Protests lead to closer
By Kathe Tanner
The U.S. Navy has decided it must do more stringent
environmental studies and accept more public comment
before it can add about 3,000 test-bombing flights a year
over Fort Hunter Liggett.
Deputy Assistant Secretary of the Navy Duncan Holaday
on Thursday called for a full environmental impact study
of the proposal that would send F/A-18 Hornet fighter
planes, carrying nonexplosive dummy bombs, to the fort
from Lemoore Naval Air Station or from aircraft carriers
in the Pacific Ocean.
The Navy had been in the middle of a less detailed
environmental assessment, which could have been completed
late this year.
Fort Hunter Liggett is a former Army tank base that
abuts Los Padres National Forest near Big Sur. The fort
is currently a training center for the Army Reserve. The
Navy wants to transfer some of its bomber training
flights from Fallon, Nev., to the fort to save about $3
million a year in fuel, among other savings.
According to U.S. Representatives Sam Farr and Lois
Capps, the Navy was forced to do the lengthier study of
what such a plan could do to the area's environment
because of the volume and intensity of public and
governmental concern about the flights.
When news of the plan surfaced in January, public
response was swift and primarily negative. So many
inquiries and letters were sent via the Internet to one
Navy staffer that his e-mail inbox crashed. And in
February, about 300 people went to a Navy open house in
King City to get more information about the plan.
So what's the difference between what the Navy was
doing and what it must do now? According to Mark
Delaplain of the state Coastal Commission staff, who
reviews the federal consistency of projects, "unless they
have people working 48 hours a day just on this, the
whole process will take longer &emdash; I'd hate to say
how much longer, but it will be a lot."
An EIS is a more structured and comprehensive
environmental assessment that will require greater
documentation and communication with federal, state and
local agencies and the public. It must also follow a set
of events that include:
a draft EIS, followed by a 45-day comment
a response to comments submitted; and
a final EIS.
All of that must occur before the Navy and the Army
can say aye or nay to the test-bombing plan.
Right after Holaday's decision was announced, Farr
said that this "is just a first step."
"This doesn't mean they're giving up," he said.
"They're still interested in doing the project."
What it does mean, he added, is that the public
process worked. "The squeaky wheel won. Hopefully, this
will lead them to make the decision not to do the project
A major piece of information Farr is seeking is "an
understanding of all the flights at Fort Hunter Liggett.
They're going to have to look at the cumulative impact of

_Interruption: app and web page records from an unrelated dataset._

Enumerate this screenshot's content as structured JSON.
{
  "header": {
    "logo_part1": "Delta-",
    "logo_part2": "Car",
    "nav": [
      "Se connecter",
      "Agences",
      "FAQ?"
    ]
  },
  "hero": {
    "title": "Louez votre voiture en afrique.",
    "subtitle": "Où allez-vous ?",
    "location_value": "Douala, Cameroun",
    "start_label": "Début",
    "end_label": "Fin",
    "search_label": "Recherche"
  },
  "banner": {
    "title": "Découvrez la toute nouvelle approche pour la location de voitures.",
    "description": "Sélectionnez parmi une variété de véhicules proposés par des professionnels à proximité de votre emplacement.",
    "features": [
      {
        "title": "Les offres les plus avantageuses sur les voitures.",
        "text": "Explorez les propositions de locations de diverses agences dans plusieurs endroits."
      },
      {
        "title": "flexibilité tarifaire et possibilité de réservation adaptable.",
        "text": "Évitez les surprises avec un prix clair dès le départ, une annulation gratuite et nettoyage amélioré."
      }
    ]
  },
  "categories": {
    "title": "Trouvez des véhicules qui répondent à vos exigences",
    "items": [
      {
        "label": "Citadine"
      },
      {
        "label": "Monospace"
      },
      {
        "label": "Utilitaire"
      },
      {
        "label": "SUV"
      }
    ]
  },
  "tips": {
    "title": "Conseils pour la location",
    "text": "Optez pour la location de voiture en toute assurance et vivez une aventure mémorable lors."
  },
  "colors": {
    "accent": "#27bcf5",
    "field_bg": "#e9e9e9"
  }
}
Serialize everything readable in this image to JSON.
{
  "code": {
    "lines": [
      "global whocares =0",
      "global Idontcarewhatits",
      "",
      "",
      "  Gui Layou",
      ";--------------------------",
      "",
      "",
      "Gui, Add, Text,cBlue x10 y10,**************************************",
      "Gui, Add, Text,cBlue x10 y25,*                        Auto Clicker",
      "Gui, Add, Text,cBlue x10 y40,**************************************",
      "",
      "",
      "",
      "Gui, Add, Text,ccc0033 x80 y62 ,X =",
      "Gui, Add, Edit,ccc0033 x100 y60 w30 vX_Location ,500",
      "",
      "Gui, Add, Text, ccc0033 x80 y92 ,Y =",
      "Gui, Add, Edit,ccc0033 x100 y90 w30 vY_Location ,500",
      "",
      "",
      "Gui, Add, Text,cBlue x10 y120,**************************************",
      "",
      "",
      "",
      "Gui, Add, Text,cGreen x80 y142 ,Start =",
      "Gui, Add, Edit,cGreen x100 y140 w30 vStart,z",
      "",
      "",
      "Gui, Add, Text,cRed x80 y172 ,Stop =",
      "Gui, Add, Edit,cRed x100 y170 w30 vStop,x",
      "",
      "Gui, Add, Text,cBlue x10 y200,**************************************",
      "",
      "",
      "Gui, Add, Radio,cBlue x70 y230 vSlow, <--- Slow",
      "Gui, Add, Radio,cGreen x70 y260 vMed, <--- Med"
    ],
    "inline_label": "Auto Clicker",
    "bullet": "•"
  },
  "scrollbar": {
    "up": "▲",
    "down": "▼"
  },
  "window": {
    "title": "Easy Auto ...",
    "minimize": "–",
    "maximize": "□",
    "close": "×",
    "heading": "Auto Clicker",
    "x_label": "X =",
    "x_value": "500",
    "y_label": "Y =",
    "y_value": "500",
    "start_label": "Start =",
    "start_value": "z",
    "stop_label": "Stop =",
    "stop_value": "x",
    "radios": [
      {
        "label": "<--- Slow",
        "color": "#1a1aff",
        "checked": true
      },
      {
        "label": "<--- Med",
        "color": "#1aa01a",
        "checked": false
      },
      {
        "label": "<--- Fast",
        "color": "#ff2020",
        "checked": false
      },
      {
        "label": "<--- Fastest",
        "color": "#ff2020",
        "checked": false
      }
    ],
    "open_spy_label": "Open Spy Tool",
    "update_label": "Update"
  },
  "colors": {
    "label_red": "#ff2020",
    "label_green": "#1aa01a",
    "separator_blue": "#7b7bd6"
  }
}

all the activity" of planes over the fort from the Army,
Navy, Marines, Air Force and various reserve branches of
"At a minimum," Farr said, "The Navy will have to have
a better handle on who's using the airspace and have a
complaint system for when they violate their own altitude
Capps was also pleased with the Navy decision. "I
still oppose the plan. I believe the more extensive study
will show the true impact of the project on the Central
Coast," including how it could affect the eco-tourism
industry in San Luis Obispo County.
Some who attended the Navy's February meeting in King
City say they are encouraged that the environmental
report will be more complete.
"I don't think the Navy had much choice," said David
Broadwater of Atascadero, who opposes the project due to
Another project opponent who also has concerns over
the environment, Steve Ela of Paso Robles, said he's
glad the Navy must do the more intense studies. "But I
certainly wish they'd said, 'We'll just forget it,
folks.' This just means I've got to get to work again,"
Ela said with a sigh.